The 40kWh battery can be charged at a maximum rate of 22kW, meaning a 0-80% charge will take just over an hour and a half. With the battery full, the ZOE is capable of 186 miles of range according to the latest WLTP efficiency tests.
Hyundai Kona Electric
Electric cars and SUVs are two growing trends, so for manufacturers like Hyundai it makes sense to combine the two in one appealing car: in this case, the Kona Electric.
It’s a small SUV that uses either a 64kWh or 39kWh battery. The former gives a range of around 280 miles on a full charge, while the more affordable model with the smaller battery returns around 200 miles. Crucially, that's still more than the standard version of the Nissan Leaf that rivals it so closely.
Both models offer enough capacity to avoid range anxiety in most situations, but don’t expect to see these figures if you exploit the Kona’s performance. On that subject, the 201bhp motor in the 64kWh model helps the Hyundai accelerate from 0-62mph in 7.6 seconds. The 39kWh model makes do with 134bhp.

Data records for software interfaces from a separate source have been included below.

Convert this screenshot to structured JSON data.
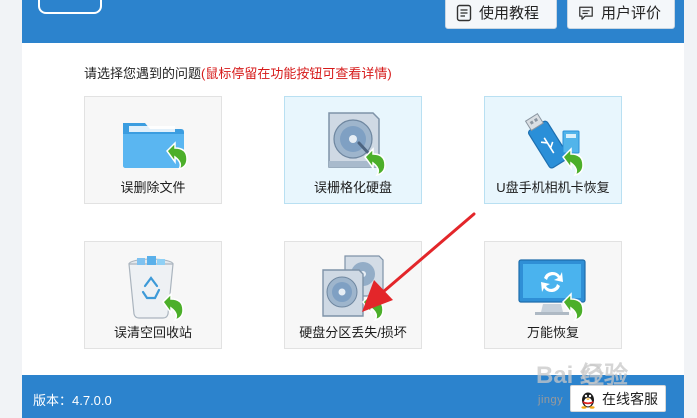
{
  "header": {
    "tutorial_label": "使用教程",
    "review_label": "用户评价"
  },
  "prompt": {
    "text": "请选择您遇到的问题",
    "hint": "(鼠标停留在功能按钮可查看详情)"
  },
  "tiles": [
    {
      "label": "误删除文件",
      "icon": "folder-recover-icon"
    },
    {
      "label": "误栅格化硬盘",
      "icon": "disk-recover-icon"
    },
    {
      "label": "U盘手机相机卡恢复",
      "icon": "usb-card-recover-icon"
    },
    {
      "label": "误清空回收站",
      "icon": "recycle-bin-recover-icon"
    },
    {
      "label": "硬盘分区丢失/损坏",
      "icon": "partition-recover-icon"
    },
    {
      "label": "万能恢复",
      "icon": "monitor-refresh-icon"
    }
  ],
  "footer": {
    "version": "版本：4.7.0.0",
    "support_label": "在线客服"
  },
  "watermark": {
    "logo": "Bai 经验",
    "url": "jingy"
  },
  "colors": {
    "header": "#2c83cd",
    "hint": "#d61a1a",
    "arrow": "#e3262a"
  }
}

However, both offer great pick-up around town like all electric cars, with an instant hit of power when you push the accelerator, while the bigger battery model extends this with even strong acceleration at motorway speeds.
Both versions offer the same roomy interior, strong infotainment setup and 332-litre boot, while the ride is relatively fluid and forgiving, so it should prove easy to live with.

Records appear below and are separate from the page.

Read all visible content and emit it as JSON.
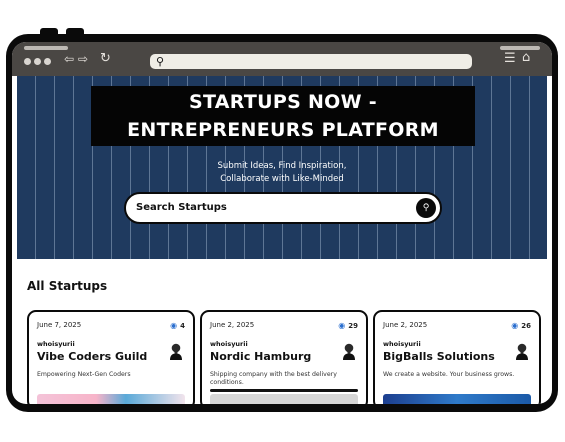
{
  "hero": {
    "title_line1": "STARTUPS NOW -",
    "title_line2": "ENTREPRENEURS PLATFORM",
    "subtitle_line1": "Submit Ideas, Find Inspiration,",
    "subtitle_line2": "Collaborate with Like-Minded",
    "search_placeholder": "Search Startups"
  },
  "section": {
    "title": "All Startups"
  },
  "cards": [
    {
      "date": "June 7, 2025",
      "views": "4",
      "author": "whoisyurii",
      "name": "Vibe Coders Guild",
      "description": "Empowering Next-Gen Coders"
    },
    {
      "date": "June 2, 2025",
      "views": "29",
      "author": "whoisyurii",
      "name": "Nordic Hamburg",
      "description": "Shipping company with the best delivery conditions."
    },
    {
      "date": "June 2, 2025",
      "views": "26",
      "author": "whoisyurii",
      "name": "BigBalls Solutions",
      "description": "We create a website. Your business grows."
    }
  ],
  "icons": {
    "back": "arrow-left-icon",
    "forward": "arrow-right-icon",
    "reload": "reload-icon",
    "search": "search-icon",
    "menu": "hamburger-menu-icon",
    "home": "home-icon",
    "views": "eye-icon"
  },
  "colors": {
    "hero_background": "#1f3a5f",
    "frame": "#0a0a0a",
    "toolbar": "#4a4744",
    "views_icon": "#2b6fcf"
  }
}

Hyundai Ioniq Electric
Yet another electric car from Hyundai in this list proves how the brand is forging ahead. The Ioniq comes in three forms – there are hybrid and plug-in hybrid models to rival the Toyota Prius, but Hyundai went one better than its Japanese rival by adding this all-electric version to the range.
It’s older than the Kona Electric, so the vital figures aren’t quite as impressive, but with a 118bhp electric motor and a 0-62mph time of 9.9 seconds, performance is strong, so you’ll never feel swamped by traffic in the Ioniq.
Maximum range stands at a claimed 174 miles, while Hyundai reckons you’ll see 130 miles from a full charge more regularly. That’s because the Ioniq Electric’s 28kWh battery is smaller than even the most affordable Kona Electric – but this also means it’ll be quicker to charge.
With a built-in 6.6kW charger a wallbox supply will take four hours and 25 minutes to fully charge the car, while a 50kW rapid charger cuts this to just 30 minutes for an 80% top-up, boosting the Hyundai’s appeal.
Infotainment is similar to the Kona; a 350-litre boot and an interior that’ll seat five add to its appeal, as does the more affordable pricing compared to the Kona Electric. Just be wary of the ride, as it’s on the firm side.
The Audi e-tron is the German brand's first all-electric car, and although we're yet to drive it in the UK it looks like a seriously strong rival to the the Jaguar I-Pace, and even the bigger and (in most guises) more expensive Tesla Model X.
While the 248-mile range isn't class-leading, it's long enough to suit the executive lifestyles that are likely to be considering this £70,000 SUV, and with 150kW rapid charging it'll match or even better Tesla's 'Supercharger' network for speed of charging when public points of that speed start appearing in 2019.
Not only that, but with a 0-62mph time of 5.7 seconds, and an impressively high-tech interior that can even feature cameras in place of side mirrors, it looks set to be one of the best premium electric cars on offer, despite the stiff competition.